Cameroonian singer-songwriter Moken delivers a genre-defying
album where virtuosic jazz meets Afro-roots, American folk, lively Afropop and
The signature sound of Moken is his inventive vocals; he uses unexpected, quirky vocal modulations, shifting his pitch throughout a song, similar to the work of Portuguese-Cape Verdean singer Carmen Souza.
“This is a feelings album. Whatever felt right, we kept it,” reveals Moken. “This album has given me the musical wings I always wanted, the wings to fly and create.”
The shiny sparkly goodness whipped up on the debut recording Pretty Little Mister by the duo called Tui must be akin to the goodness that makes hummingbirds hang around the backdoor, make bad dogs go good and why some fish jump out of the water to kiss the light. Writer’s hyperbole? Perhaps, but only by inches because this is an excellent CD in the resurgence of Americana stringband music. Tight, neat instrumentation, expressive vocals and infectious energy transform Pretty Little Mister into a true delight.

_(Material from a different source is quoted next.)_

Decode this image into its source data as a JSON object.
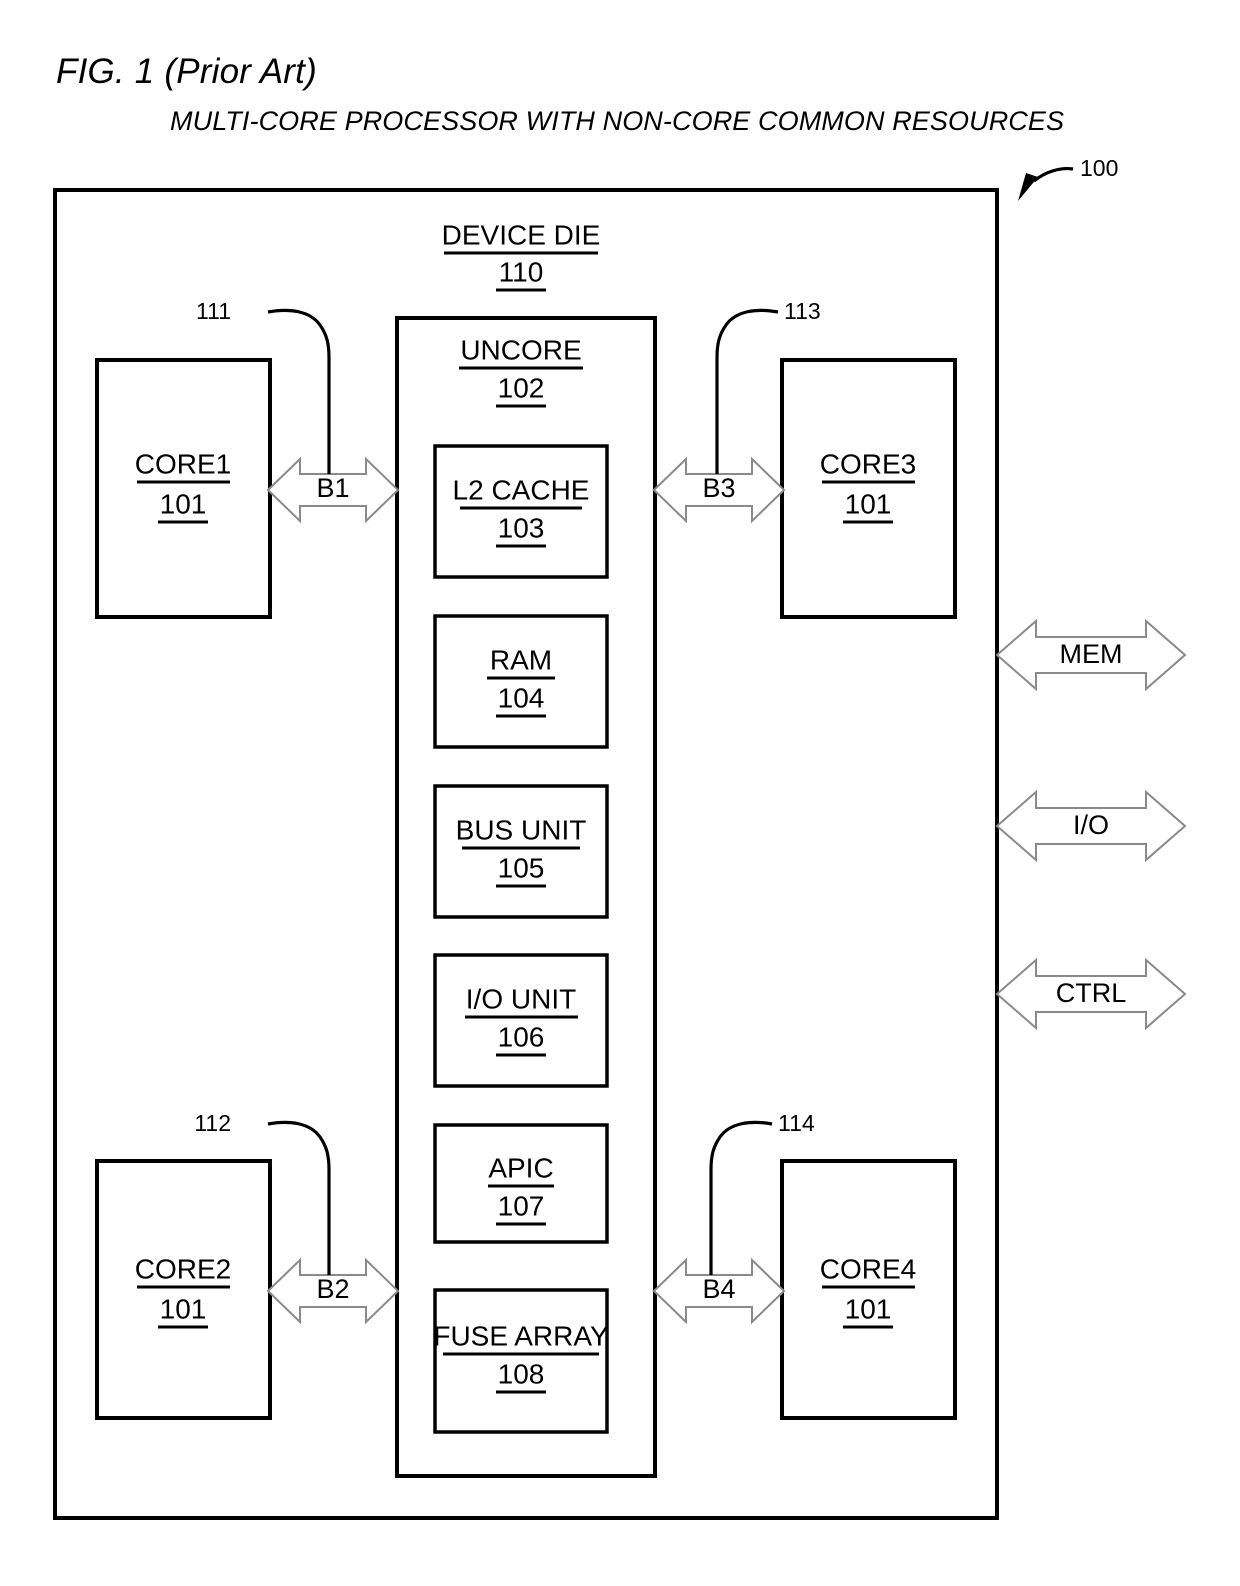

The duo of Tui is fashioned out of singer and musician Jake Blount, one of the few African American banjo players on the stringband scene today and Libby Weitnauer, a sweet voiced fiddler and banjo player from Maryville, Tennessee. This unlikely duo have come to stringband music from entirely different backgrounds.
Mr. Blount found his way beyond funk and metal to American folk through his studies at Hamilton College and delved deep after the acquittal of George Zimmerman for the murder of Trayvon Martin in 2012. He says, “I remember going into my bedroom and pulling out these old spirituals, digging through the music of black people and slaves to figure out what our coping mechanism was.” Picking up the banjo seemed fitting as it was African slaves in the Chesapeake Bay area were the first to have brought the banjo to the America.
For Ms. Weitnauer the banjo and fiddle are a sort of birthright in Maryville, Tennessee. She says, “I moved to Chicago to get my degree in violin performance and I got homesick and had a reframing of my upbringing. Growing up, you’re supposed to feel shame about growing up in that area. Once I moved away, it became more a feeling of pride, so playing fiddle music was an expression of that.”
But in order to play this
kind of music you have to find it first. More than just reclaiming, it’s a kind
of unearthing by way of a worldwide roundabout of musicians that share old
field recordings, archival material and trades of knowledge of long forgotten
songs and musicians. It’s by way of this deep dive into the stringband
traditions that the material for Pretty Little Mister emerges.
It’s simply apparent from the get-go that Mr. Blount and Ms. Weitnauer are masterful musicians, but it is the almost elegant interplay of this pair that makes the recording sparkle, especially on instrumental tracks like “Crazy Horse,” “Eighth of January” and “Twin Sisters.”
Equally delightful are
tracks like “Sugar Babe” with Mr. Blount’s haunting vocals or the sweet vocals
of Ms. Weitnauer on “Went Up on the Mountain” or the swayback slide of her
vocals on “Mistreated Mama Blues.”
The duo of Tui offers up first rate performances that come across with a kind of genuine respect and love for the tradition.